What Does a Health Insurance Plan Cover?
There are different kinds of health insurance plans available, each type of health plan follows a certain schedule of benefits and coverages as agreed upon or mandated by the health insurance company. Whilst, Affordable Care Act (ACA) health plans cover pre-existing conditions and do not increase the rate or the premium based on health conditions or disease state, other insurance types like: Short Term Health Insurance Plans or Fixed Indemnity plans may not cover pre-existing health conditions.
While an individual health insurance plan cover the expenses incurred from medical services and prescription medications, there is a shared cost between the insured and the insurance company. These costs are determined in the health insurance plan’s SBC (Summary of Benefits and Coverage). It is important to read and understand the components in the health insurance plan SBC so you can make better decisions on which plan metal tier (Silver, Bronze, Gold) you would like to enroll in. In addition, the health insurance plan’s SBC helps you make a more educated decision on your health care services. In this blog will discuss all the components in the SBC, definitions, and an example of how it reflects on your healthcare costs.

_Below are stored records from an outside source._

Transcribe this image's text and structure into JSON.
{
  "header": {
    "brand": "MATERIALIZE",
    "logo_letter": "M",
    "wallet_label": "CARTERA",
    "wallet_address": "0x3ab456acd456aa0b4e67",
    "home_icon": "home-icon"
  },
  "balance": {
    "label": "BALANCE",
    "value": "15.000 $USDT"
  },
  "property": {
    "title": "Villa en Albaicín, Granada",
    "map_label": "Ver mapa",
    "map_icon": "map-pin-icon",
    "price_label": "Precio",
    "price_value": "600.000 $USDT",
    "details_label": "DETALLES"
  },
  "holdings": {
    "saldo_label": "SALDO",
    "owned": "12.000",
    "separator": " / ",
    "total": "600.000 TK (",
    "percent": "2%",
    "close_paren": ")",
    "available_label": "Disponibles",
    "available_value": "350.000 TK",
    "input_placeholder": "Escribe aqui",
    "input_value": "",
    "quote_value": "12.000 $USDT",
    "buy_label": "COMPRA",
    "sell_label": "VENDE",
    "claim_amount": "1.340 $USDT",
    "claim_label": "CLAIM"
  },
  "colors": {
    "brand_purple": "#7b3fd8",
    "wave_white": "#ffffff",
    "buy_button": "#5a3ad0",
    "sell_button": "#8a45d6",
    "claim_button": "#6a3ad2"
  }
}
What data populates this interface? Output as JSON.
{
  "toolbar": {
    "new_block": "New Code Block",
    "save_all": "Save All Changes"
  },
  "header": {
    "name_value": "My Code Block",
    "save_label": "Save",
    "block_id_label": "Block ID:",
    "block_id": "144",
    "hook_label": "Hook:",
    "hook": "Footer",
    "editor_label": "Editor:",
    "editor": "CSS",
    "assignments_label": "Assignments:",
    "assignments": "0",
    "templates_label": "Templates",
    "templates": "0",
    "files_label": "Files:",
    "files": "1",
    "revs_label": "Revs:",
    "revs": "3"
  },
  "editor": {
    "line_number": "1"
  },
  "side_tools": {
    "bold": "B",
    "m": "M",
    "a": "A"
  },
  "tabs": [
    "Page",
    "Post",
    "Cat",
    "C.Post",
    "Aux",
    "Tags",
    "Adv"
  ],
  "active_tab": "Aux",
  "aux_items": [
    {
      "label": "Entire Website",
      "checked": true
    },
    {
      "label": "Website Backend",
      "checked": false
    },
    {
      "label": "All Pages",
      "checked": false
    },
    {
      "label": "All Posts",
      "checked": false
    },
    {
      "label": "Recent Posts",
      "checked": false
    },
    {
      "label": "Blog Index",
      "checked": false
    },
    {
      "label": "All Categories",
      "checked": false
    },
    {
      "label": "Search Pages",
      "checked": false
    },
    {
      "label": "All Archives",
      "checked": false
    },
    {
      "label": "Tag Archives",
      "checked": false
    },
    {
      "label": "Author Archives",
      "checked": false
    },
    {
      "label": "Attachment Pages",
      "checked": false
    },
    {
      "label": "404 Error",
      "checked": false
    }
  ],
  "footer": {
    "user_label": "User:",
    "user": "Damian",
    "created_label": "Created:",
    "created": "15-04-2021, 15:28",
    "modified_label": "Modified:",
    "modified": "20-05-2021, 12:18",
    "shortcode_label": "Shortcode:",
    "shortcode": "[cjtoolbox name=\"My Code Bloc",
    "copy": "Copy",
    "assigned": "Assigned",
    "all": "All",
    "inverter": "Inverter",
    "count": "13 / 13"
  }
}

Difference Metal Tiers and the Cost Sharing:
Plan Metal Tier
Health Insurance Plan Pays
Your share of costs for services that a plan covers that you must pay out of your own pocket (sometimes called “out-of-pocket costs”). Some examples of cost sharing are copayments, deductibles, and coinsurance. Family cost sharing is the share of cost for deductibles and out-of-pocket costs you and your spouse and/or child(ren) must pay out of your own pocket. Other costs, including your premiums, penalties you may have to pay, or the cost of care a plan doesn’t cover usually aren’t considered cost sharing.
Where to find the health insurance plan metal tier?
See the images to better learn where the Plan Medical Tier is located by the health insurance plan.
What is a Copay or Copayment?
A fixed amount (for example, $30) you pay for a covered health care service, usually when you receive the service. The amount can vary by the type of covered health care service. See image below to find where the copayments are usually listed on the health plan. In this example, the primary care visit is Free (no copay is required) and the Specialist visit is $30 copay per visit.
What is a deductible?
The deductible is the dollar amount paid by you before the health insurance plan starts paying for covered services. Some health insurance plans have lower deductible, as low as $0, and other plans have higher deductible (Bronze plans). Generally, if you anticipate using your health insurance plan extensively for medica services, then you would need a Silver or Gold plan that normally has lower deductibles. If you only use your health insurance plan for emergencies or just for your annual physical exam, then a high deductible plan may be a better fit for you. Higher deductible plans have lower premiums per month. You can always add a Fixed benefit medical plan to cover for the out of pocket costs or the high deductible.
What is a health insurance plan network?
The health plan network is set by the insurance carrier. The network determines what medical providers and hospitals are covered by the health insurance plan. Some health insurance plans do not allow for services to be covered by outside the network providers. Nonetheless, some health insurance carriers allow you to see doctors out of network but at a higher deductible or out of pocket cost. Always consult with your insurance agent or read your health insurance plan’s SBC before seeing out of network providers.
Some PPO health insurance plans allow you to see doctors out of your network subject to higher deductible and higher out of pocket costs.
Do Medicare Supplement Plans Have a Network?
No. Medicare Supplement plans or Medigap plans pay for the 20% of the Medicare covered services not paid by Medicare Part A and Part B. Note that Medicare Supplement plans do not cover prescription drugs. You need to enroll in a standalone separate Part D (Prescription Drug Plan) to get medications coverage,
Do Medicare Advantage Plans Have a Network?
Yes. Medicare Advantage Plans have a network of providers and hospitals that the plan would cover for services. Medicare Advantage plans have either HMO or PPO network. These plans work similar to individual health plans. Medicare Advantage Plans may have a deductible and Maximum Out of Pocket to meet annually. There are also Copays and Coinsurance that you may need to pay for services. Most of Medicare Advantage plans have prescription drug coverage included, so you do not need to purchase a separate Part D. In fact, if you have a Medicare Advantage plan, you can not enroll in a separate part D plan.